**What this task involves**: Check every line below for the string "KeyError". Copy the ones that have it.

App and web page records:
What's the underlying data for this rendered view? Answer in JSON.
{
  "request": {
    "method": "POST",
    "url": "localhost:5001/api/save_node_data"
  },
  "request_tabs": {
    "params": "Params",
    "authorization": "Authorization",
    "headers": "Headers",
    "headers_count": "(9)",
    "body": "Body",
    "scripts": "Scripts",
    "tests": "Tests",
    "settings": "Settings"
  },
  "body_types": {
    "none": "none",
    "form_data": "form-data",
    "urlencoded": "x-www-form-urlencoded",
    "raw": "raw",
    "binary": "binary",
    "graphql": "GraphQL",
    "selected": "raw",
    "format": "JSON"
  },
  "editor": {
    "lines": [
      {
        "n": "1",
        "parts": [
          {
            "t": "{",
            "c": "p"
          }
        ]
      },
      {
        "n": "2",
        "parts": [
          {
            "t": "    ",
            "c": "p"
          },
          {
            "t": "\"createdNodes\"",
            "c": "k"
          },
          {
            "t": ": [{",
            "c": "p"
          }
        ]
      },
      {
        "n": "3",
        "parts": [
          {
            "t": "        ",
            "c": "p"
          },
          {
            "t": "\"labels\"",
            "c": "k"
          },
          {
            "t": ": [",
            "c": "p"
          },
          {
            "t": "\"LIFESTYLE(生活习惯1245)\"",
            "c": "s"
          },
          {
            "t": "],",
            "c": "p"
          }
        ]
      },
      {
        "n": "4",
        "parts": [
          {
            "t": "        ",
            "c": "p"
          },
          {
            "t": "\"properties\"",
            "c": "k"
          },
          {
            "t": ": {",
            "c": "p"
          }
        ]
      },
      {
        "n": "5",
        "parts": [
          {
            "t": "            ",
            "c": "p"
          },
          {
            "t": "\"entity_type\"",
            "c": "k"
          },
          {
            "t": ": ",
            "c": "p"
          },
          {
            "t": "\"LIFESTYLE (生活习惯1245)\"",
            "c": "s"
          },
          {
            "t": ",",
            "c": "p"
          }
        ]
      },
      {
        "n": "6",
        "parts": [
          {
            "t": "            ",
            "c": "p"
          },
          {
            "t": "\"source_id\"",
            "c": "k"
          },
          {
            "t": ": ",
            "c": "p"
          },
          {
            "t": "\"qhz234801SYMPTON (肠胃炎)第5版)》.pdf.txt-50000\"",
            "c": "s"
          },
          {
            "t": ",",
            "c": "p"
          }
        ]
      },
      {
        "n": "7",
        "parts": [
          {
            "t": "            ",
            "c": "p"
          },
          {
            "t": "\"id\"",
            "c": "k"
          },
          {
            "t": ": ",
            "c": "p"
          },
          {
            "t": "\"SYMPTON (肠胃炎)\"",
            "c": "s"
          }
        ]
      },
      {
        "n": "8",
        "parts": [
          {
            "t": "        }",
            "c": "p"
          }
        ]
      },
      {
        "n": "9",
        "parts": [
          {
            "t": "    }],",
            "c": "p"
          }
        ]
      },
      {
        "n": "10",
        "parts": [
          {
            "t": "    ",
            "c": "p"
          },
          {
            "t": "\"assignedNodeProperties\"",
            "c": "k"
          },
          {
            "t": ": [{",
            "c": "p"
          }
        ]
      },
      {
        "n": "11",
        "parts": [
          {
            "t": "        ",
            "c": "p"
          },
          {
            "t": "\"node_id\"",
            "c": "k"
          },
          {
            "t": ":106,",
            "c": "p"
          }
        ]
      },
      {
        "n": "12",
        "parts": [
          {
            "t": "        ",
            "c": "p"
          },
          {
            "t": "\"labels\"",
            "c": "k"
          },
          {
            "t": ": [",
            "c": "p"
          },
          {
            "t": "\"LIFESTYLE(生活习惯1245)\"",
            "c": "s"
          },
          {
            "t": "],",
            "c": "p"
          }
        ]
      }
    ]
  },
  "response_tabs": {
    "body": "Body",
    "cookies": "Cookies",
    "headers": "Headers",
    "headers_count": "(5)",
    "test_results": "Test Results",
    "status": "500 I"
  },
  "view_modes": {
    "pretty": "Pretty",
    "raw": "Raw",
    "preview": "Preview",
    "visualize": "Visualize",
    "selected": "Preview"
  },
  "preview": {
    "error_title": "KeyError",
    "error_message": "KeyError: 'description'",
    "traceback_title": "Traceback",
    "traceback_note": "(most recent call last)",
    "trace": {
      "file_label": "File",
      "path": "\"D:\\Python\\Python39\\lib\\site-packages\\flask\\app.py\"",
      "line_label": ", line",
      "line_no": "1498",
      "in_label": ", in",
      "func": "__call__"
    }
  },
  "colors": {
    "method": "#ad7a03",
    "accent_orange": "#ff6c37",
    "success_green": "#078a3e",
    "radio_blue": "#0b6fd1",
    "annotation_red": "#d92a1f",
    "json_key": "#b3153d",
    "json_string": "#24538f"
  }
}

**Solution to the exercise**:
    "error_title": "KeyError",
    "error_message": "KeyError: 'description'",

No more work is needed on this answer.